┌──
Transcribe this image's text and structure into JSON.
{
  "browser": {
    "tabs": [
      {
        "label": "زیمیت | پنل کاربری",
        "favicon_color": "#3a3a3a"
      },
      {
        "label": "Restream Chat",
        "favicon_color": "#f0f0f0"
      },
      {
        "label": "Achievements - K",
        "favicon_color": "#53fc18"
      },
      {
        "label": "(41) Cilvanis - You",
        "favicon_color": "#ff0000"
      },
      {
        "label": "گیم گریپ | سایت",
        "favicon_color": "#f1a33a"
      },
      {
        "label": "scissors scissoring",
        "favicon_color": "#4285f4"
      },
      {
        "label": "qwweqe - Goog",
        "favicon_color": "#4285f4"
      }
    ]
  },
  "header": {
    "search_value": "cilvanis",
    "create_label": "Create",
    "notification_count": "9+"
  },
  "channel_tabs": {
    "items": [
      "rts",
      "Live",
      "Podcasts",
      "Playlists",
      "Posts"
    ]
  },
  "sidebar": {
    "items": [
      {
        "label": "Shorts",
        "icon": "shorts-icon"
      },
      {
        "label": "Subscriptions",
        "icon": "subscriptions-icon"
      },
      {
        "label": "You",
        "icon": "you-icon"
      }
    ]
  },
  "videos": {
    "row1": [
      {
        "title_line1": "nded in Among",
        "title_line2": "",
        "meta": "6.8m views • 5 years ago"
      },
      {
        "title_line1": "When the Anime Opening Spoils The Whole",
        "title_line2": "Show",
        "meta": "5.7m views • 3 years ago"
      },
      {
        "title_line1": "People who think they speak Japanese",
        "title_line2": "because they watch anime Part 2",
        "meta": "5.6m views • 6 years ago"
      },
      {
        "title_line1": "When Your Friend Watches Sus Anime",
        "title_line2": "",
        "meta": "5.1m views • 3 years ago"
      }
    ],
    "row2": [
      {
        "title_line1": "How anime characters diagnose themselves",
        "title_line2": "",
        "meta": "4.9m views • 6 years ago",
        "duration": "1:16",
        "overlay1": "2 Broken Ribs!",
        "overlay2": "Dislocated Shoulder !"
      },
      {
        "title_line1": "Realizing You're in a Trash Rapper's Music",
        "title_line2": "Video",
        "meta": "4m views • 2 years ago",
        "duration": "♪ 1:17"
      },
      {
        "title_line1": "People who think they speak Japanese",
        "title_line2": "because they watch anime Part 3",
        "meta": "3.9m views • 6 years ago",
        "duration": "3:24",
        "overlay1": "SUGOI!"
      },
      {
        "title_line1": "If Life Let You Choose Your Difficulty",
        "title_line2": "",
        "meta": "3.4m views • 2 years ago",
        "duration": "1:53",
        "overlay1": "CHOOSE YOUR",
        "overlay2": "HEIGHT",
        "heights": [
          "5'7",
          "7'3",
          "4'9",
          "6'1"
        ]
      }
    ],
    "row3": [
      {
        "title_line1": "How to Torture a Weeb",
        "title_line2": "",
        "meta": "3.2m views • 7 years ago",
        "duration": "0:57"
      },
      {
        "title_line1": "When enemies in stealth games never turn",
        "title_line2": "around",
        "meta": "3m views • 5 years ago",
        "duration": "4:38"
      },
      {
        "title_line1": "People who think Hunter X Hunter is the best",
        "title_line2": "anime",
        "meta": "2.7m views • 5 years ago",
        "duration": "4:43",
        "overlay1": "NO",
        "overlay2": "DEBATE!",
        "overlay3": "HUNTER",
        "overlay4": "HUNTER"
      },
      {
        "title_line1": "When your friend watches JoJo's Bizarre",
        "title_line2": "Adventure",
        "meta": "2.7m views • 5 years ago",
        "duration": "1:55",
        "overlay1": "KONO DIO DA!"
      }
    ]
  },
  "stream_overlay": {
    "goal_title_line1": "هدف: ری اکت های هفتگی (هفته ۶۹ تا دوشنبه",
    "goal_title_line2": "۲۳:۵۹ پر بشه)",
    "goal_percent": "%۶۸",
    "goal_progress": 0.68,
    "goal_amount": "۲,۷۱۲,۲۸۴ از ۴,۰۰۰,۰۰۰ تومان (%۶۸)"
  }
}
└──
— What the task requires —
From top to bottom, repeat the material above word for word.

— Result —
Transcribe this image's text and structure into JSON.
{
  "browser": {
    "tabs": [
      {
        "label": "زیمیت | پنل کاربری",
        "favicon_color": "#3a3a3a"
      },
      {
        "label": "Restream Chat",
        "favicon_color": "#f0f0f0"
      },
      {
        "label": "Achievements - K",
        "favicon_color": "#53fc18"
      },
      {
        "label": "(41) Cilvanis - You",
        "favicon_color": "#ff0000"
      },
      {
        "label": "گیم گریپ | سایت",
        "favicon_color": "#f1a33a"
      },
      {
        "label": "scissors scissoring",
        "favicon_color": "#4285f4"
      },
      {
        "label": "qwweqe - Goog",
        "favicon_color": "#4285f4"
      }
    ]
  },
  "header": {
    "search_value": "cilvanis",
    "create_label": "Create",
    "notification_count": "9+"
  },
  "channel_tabs": {
    "items": [
      "rts",
      "Live",
      "Podcasts",
      "Playlists",
      "Posts"
    ]
  },
  "sidebar": {
    "items": [
      {
        "label": "Shorts",
        "icon": "shorts-icon"
      },
      {
        "label": "Subscriptions",
        "icon": "subscriptions-icon"
      },
      {
        "label": "You",
        "icon": "you-icon"
      }
    ]
  },
  "videos": {
    "row1": [
      {
        "title_line1": "nded in Among",
        "title_line2": "",
        "meta": "6.8m views • 5 years ago"
      },
      {
        "title_line1": "When the Anime Opening Spoils The Whole",
        "title_line2": "Show",
        "meta": "5.7m views • 3 years ago"
      },
      {
        "title_line1": "People who think they speak Japanese",
        "title_line2": "because they watch anime Part 2",
        "meta": "5.6m views • 6 years ago"
      },
      {
        "title_line1": "When Your Friend Watches Sus Anime",
        "title_line2": "",
        "meta": "5.1m views • 3 years ago"
      }
    ],
    "row2": [
      {
        "title_line1": "How anime characters diagnose themselves",
        "title_line2": "",
        "meta": "4.9m views • 6 years ago",
        "duration": "1:16",
        "overlay1": "2 Broken Ribs!",
        "overlay2": "Dislocated Shoulder !"
      },
      {
        "title_line1": "Realizing You're in a Trash Rapper's Music",
        "title_line2": "Video",
        "meta": "4m views • 2 years ago",
        "duration": "♪ 1:17"
      },
      {
        "title_line1": "People who think they speak Japanese",
        "title_line2": "because they watch anime Part 3",
        "meta": "3.9m views • 6 years ago",
        "duration": "3:24",
        "overlay1": "SUGOI!"
      },
      {
        "title_line1": "If Life Let You Choose Your Difficulty",
        "title_line2": "",
        "meta": "3.4m views • 2 years ago",
        "duration": "1:53",
        "overlay1": "CHOOSE YOUR",
        "overlay2": "HEIGHT",
        "heights": [
          "5'7",
          "7'3",
          "4'9",
          "6'1"
        ]
      }
    ],
    "row3": [
      {
        "title_line1": "How to Torture a Weeb",
        "title_line2": "",
        "meta": "3.2m views • 7 years ago",
        "duration": "0:57"
      },
      {
        "title_line1": "When enemies in stealth games never turn",
        "title_line2": "around",
        "meta": "3m views • 5 years ago",
        "duration": "4:38"
      },
      {
        "title_line1": "People who think Hunter X Hunter is the best",
        "title_line2": "anime",
        "meta": "2.7m views • 5 years ago",
        "duration": "4:43",
        "overlay1": "NO",
        "overlay2": "DEBATE!",
        "overlay3": "HUNTER",
        "overlay4": "HUNTER"
      },
      {
        "title_line1": "When your friend watches JoJo's Bizarre",
        "title_line2": "Adventure",
        "meta": "2.7m views • 5 years ago",
        "duration": "1:55",
        "overlay1": "KONO DIO DA!"
      }
    ]
  },
  "stream_overlay": {
    "goal_title_line1": "هدف: ری اکت های هفتگی (هفته ۶۹ تا دوشنبه",
    "goal_title_line2": "۲۳:۵۹ پر بشه)",
    "goal_percent": "%۶۸",
    "goal_progress": 0.68,
    "goal_amount": "۲,۷۱۲,۲۸۴ از ۴,۰۰۰,۰۰۰ تومان (%۶۸)"
  }
}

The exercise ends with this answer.